Due to ongoing bombing, only 20 machines are completed. After the end of the war, the Allies found two more helicopters that could fly.

One goes to the USA dismantled, the other is the first helicopter to be flown over the canal to England. For many years the Fa 223 has been the largest, most viable and fastest helicopter in the world.

After the war abroad

Focke's work is expropriated by the French allies and he is brought to Paris as a prisoner of war. As a consulting engineer, he then works on new helicopter projects in France. Among other things, he developed the original model for the later successful "Alouette" - an observation helicopter with a turbine engine for up to four passengers.

After intermediate stops as a high-speed helicopter designer in France, Brazil and the Netherlands, Henrich Focke returned to Germany, his birthplace in Bremen.

Together with the automobile manufacturer Borgward, he developed the "Kolibri" travel helicopter, which was supposed to take traffic off the streets and be faster than a car - a helicopter for private individuals.

However, the first German post-war helicopter does not go into series production because the Borgward Group has economic difficulties and ultimately has to file for bankruptcy. In addition, the German materials industry is not yet in a position to deliver individual pieces for the "Kolibri".

Fockes wind tunnel

At the age of 70, Focke built a wind tunnel with the help of his wife and sons. He designed the aeronautical laboratory based on the model of his facility destroyed in the war. He spends almost every day in his new wind tunnel to devote as much time as possible to open questions about aerodynamics and new findings.

Fockes tools are thin plywood, stove pipes, curtains, kitchen scales, tea caddies, twine and wire. He does his calculations without a computer. With the motor and propeller behind the plywood, wind speeds of up to 60 kilometers per hour are generated.

The kitchen scales are used to measure the forces acting in the wind tunnel, stovepipes direct and curtains unravel the air flow. Henrich Focke used his wind tunnel until 1975. He dies on February 25, 1979.

Fockes wind tunnel was not discovered until 1997. It is exactly as it was when Focke left it in the mid-1970s. Focke's drawing utensils and slide rule are still on the desk as if he wanted to continue the work he had started the next day.

Today schools and universities can carry out scientific experiments in his wind tunnel.

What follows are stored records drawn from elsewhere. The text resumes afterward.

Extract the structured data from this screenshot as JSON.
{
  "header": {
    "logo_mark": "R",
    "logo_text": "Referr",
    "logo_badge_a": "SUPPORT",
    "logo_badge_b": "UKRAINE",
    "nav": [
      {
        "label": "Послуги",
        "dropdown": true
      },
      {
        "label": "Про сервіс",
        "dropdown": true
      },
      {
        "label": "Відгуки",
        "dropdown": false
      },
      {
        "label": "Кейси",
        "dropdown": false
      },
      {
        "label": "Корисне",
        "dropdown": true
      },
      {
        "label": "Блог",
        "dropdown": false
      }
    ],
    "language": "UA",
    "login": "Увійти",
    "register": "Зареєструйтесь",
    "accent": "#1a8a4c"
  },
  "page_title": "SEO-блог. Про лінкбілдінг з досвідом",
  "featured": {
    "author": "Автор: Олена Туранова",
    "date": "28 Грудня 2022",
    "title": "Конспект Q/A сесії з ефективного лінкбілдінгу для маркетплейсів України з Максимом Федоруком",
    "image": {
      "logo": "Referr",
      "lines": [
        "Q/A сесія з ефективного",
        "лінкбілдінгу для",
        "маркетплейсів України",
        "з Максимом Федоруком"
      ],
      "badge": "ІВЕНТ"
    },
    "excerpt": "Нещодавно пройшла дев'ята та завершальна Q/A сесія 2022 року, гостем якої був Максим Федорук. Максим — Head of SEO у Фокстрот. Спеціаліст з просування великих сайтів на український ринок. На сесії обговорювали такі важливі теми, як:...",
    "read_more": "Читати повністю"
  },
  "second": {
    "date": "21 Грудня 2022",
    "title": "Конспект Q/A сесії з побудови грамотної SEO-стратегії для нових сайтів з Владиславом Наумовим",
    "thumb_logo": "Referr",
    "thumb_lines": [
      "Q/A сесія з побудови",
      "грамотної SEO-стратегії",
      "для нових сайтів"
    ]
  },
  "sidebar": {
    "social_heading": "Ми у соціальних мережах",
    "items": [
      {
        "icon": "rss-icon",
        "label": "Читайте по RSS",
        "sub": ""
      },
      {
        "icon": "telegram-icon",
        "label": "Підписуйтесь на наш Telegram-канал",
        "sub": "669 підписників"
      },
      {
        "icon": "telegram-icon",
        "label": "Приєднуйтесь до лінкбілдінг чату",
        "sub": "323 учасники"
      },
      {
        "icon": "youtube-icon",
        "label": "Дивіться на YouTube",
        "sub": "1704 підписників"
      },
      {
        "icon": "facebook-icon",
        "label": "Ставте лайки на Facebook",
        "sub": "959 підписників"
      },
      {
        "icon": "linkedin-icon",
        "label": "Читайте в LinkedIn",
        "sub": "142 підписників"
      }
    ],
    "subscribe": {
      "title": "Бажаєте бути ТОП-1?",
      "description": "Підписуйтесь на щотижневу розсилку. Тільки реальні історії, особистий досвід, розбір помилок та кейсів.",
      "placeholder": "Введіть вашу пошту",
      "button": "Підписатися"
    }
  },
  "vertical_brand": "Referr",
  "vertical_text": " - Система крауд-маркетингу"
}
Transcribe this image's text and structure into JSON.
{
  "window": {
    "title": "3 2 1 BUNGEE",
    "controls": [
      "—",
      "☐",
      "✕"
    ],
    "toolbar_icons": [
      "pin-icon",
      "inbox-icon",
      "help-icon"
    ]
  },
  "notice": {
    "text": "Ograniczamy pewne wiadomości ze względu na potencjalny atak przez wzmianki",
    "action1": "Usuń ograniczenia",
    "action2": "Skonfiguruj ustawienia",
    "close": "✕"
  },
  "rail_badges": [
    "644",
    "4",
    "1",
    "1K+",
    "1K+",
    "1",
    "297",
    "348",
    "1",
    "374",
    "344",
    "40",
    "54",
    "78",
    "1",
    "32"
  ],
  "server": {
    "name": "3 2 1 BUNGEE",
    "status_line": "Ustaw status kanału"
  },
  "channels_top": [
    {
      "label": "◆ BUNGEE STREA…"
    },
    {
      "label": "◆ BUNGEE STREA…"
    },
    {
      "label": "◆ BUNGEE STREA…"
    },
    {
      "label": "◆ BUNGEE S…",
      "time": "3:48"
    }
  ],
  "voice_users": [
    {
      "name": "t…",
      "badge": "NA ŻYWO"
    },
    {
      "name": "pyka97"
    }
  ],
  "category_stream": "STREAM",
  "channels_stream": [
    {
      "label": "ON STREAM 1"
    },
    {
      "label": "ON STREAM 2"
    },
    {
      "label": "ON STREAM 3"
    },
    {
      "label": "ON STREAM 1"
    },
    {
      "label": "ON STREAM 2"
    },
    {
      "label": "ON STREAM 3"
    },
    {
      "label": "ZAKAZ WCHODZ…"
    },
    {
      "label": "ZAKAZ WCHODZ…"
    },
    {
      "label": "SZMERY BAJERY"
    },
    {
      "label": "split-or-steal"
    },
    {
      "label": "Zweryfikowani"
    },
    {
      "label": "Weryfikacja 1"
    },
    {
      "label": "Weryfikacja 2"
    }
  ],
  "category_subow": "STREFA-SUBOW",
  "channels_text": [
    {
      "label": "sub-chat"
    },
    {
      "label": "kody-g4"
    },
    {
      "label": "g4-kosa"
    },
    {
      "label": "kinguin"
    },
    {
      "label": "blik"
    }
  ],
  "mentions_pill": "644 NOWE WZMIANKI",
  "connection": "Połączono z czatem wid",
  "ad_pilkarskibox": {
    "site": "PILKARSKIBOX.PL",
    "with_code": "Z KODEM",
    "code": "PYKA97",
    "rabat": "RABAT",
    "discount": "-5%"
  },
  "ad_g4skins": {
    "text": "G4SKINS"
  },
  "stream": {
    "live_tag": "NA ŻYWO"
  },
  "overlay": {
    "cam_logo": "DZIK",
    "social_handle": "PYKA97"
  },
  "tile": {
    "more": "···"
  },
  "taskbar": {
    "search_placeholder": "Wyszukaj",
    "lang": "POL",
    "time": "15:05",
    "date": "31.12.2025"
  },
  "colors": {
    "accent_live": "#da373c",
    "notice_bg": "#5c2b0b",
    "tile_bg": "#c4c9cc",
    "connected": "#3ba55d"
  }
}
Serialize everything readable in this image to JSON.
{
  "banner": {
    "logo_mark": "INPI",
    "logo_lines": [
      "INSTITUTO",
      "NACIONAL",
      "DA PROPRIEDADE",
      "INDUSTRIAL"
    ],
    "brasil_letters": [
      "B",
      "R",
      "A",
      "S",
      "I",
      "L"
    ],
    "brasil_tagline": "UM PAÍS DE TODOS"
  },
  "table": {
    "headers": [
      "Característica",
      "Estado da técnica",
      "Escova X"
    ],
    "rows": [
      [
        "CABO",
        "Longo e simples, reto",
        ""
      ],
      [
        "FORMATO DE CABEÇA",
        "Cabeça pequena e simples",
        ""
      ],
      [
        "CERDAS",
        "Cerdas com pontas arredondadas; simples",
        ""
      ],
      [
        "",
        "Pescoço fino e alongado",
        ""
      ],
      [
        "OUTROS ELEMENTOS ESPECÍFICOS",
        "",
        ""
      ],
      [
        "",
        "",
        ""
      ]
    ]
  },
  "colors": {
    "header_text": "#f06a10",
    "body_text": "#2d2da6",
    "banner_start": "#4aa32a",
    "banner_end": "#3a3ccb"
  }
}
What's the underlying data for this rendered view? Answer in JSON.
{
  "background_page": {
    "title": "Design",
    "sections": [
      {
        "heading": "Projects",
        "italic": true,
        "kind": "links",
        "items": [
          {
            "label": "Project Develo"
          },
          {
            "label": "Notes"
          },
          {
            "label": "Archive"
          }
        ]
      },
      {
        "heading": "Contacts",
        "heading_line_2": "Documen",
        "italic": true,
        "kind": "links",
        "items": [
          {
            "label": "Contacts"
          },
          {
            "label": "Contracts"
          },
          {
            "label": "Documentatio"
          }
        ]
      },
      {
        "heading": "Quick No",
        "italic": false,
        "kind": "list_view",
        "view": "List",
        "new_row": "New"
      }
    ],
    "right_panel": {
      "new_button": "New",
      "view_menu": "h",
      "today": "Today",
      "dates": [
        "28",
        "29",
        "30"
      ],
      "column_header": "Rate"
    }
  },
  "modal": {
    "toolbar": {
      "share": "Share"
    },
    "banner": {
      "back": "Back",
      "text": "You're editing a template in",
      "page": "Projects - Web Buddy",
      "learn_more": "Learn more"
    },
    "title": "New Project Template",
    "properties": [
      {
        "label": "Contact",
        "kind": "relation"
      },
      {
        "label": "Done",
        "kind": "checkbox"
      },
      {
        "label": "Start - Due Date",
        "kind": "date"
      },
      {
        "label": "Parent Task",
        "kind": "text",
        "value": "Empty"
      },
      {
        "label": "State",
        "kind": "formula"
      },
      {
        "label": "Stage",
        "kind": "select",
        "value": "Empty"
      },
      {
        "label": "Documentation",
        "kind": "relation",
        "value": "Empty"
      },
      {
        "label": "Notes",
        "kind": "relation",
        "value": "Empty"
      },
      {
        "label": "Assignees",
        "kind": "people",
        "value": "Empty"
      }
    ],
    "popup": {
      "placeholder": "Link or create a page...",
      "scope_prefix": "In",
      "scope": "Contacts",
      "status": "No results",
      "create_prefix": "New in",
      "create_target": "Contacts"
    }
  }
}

Thanks to Focke's work, Bremen developed into one of the most important locations for the European aerospace industry. Today this offers several thousand people jobs in the companies that emerged from Focke-Wulf.